If you are in the midst of training for a marathon or half marathon, or thinking about running one in the future, you will inevitably be faced with the task of increasing your weekly running mileage in preparation for race day. Currently, there are many commercial training programs readily available online, with varying degrees of progression, at various costs to the consumer. But how do you evaluate a training program and select the right one for you? An important consideration is how much should you be increasing your running mileage each week. Research suggests increasing your running mileage no more than 10% per week in order to minimize your risk of injury, while still improving performance. Anything more and you are significantly increasing your injury risk. Contrary to popular belief, the leading cause of running-related injury is overuse or improper training progression, not running form, shoe selection, or running on pavement. Too much, too soon, and/or too fast can lead to situations where tissue breakdown exceeds the ability of the tissue to regenerate. This is the primary mechanism of an overuse injury. Common overuse injuries seen in runner's include patellofemoral pain syndrome (runner's knee), median tibial stress syndrome (shin splints), Achilles tendinopathy, and plantar fasciitis. So if you are experiencing any nagging aches and pains while running, assess your training program and see how much your running mileage is increasing each week.

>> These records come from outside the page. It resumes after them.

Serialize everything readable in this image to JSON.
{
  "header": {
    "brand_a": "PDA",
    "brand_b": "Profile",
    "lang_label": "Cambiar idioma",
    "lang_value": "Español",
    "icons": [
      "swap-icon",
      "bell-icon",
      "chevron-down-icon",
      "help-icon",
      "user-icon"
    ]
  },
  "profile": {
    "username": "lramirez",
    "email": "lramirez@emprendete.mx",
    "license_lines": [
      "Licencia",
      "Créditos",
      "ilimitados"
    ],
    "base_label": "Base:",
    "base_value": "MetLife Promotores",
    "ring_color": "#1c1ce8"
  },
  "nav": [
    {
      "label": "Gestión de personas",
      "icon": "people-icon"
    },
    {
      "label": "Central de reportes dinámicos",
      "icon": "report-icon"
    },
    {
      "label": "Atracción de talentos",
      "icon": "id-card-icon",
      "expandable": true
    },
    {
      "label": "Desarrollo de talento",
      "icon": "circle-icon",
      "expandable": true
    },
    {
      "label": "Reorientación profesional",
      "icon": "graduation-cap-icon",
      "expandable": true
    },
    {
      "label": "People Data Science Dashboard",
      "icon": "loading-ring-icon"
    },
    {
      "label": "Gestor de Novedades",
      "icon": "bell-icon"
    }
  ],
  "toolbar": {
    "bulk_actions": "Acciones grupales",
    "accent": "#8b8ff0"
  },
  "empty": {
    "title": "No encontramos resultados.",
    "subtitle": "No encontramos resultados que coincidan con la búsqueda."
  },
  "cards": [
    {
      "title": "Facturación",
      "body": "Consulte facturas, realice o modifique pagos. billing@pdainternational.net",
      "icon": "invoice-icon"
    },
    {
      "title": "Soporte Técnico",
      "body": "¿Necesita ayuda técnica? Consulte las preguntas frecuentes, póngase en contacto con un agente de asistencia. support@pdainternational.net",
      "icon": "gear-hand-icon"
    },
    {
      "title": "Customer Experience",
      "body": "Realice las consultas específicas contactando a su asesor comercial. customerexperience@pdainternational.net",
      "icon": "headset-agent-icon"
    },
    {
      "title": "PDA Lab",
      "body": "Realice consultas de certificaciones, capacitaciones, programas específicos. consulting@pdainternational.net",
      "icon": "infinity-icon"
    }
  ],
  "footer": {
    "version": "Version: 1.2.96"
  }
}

Here in the Pacific Northwest, we have many road and trail running races scheduled in the summer and fall months, as the rainy season subsides for blue skies. No matter if you are planning on running a 5K, 10K, half marathon, marathon, or even ultra marathon, you may want to consider evaluating your running cadence before starting your training program. Running cadence is a measure of the number of steps you take per minute while running, with an ideal rate falling between 160 and 180 steps per minute. Not only has this range been linked with improved running efficiency/economy, but it has also been linked with a reduced rate of injury. To measure, simply count the number of steps you take while running at your training pace for one minute, or count the number of steps you take while running at your training pace for 30 seconds and multiply by two. If you are on the low end of the range or fall below 160 steps per minute, you may be over-striding, putting yourself at an increased risk of developing a nagging overuse injury, such as Patellofemoral Pain Syndrome, which will negatively impact your training. Try measuring it for yourself during your next training run and see where you stack up!